### Work task
Scan the material for "지원자격". Copy every line it appears in.

### Task input
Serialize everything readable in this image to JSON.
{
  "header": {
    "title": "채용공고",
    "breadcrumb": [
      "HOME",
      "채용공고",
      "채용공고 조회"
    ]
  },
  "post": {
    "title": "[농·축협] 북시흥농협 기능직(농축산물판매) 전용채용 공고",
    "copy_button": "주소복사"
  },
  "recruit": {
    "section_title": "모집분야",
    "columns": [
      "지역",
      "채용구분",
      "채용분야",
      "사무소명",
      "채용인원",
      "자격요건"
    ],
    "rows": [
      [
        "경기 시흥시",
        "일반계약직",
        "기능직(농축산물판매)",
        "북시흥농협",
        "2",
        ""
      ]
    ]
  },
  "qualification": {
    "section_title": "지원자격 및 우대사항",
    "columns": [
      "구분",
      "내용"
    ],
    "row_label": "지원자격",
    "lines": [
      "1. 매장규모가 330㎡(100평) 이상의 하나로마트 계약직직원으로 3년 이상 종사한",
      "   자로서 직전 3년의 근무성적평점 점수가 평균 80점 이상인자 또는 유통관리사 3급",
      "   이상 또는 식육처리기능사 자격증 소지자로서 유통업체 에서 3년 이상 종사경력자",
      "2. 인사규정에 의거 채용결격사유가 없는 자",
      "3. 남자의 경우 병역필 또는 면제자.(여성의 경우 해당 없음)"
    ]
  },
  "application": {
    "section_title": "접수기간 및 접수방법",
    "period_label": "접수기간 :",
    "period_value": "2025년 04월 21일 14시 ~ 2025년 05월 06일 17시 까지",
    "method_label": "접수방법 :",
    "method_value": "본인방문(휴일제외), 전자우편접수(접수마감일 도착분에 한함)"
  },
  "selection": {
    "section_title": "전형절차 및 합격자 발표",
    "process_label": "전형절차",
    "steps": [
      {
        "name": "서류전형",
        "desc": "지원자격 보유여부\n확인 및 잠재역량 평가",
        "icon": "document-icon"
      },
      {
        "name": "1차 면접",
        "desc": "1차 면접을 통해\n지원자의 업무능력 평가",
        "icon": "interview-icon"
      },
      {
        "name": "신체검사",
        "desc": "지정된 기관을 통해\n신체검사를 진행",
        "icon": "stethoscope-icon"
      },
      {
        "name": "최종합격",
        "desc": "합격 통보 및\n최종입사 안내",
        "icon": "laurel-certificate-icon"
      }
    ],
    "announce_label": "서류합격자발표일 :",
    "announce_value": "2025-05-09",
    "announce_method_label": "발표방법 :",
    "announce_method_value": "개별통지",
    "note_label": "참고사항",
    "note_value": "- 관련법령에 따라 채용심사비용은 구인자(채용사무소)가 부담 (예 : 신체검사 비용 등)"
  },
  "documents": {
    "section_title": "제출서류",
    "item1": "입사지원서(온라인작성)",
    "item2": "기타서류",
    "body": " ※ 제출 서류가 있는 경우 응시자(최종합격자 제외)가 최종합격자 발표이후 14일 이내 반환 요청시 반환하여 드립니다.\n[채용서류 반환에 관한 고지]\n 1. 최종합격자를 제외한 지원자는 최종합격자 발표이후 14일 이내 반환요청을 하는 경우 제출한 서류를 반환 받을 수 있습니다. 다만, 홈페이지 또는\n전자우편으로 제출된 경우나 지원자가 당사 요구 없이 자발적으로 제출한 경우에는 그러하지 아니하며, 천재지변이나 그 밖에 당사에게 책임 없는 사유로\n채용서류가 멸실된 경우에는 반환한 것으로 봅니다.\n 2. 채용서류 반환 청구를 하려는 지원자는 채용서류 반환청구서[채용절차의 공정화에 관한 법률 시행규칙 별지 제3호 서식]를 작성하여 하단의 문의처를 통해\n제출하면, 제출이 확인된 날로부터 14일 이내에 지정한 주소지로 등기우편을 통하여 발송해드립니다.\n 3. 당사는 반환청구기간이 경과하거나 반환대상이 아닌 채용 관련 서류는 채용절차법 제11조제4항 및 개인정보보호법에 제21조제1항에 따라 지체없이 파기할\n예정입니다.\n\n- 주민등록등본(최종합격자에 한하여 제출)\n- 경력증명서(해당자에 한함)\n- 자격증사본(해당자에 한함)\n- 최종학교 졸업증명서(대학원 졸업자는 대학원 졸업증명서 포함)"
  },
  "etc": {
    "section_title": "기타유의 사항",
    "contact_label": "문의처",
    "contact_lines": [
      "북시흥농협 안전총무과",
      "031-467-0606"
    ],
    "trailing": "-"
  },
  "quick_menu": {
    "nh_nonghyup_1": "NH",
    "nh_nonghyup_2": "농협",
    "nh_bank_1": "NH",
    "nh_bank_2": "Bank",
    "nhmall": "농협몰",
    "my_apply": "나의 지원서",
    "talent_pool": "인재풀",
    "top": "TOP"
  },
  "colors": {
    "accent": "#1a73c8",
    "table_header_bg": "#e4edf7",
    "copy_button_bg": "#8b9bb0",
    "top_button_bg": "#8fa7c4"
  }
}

### Result of this task
    "section_title": "지원자격 및 우대사항",
    "row_label": "지원자격",
        "desc": "지원자격 보유여부\n확인 및 잠재역량 평가",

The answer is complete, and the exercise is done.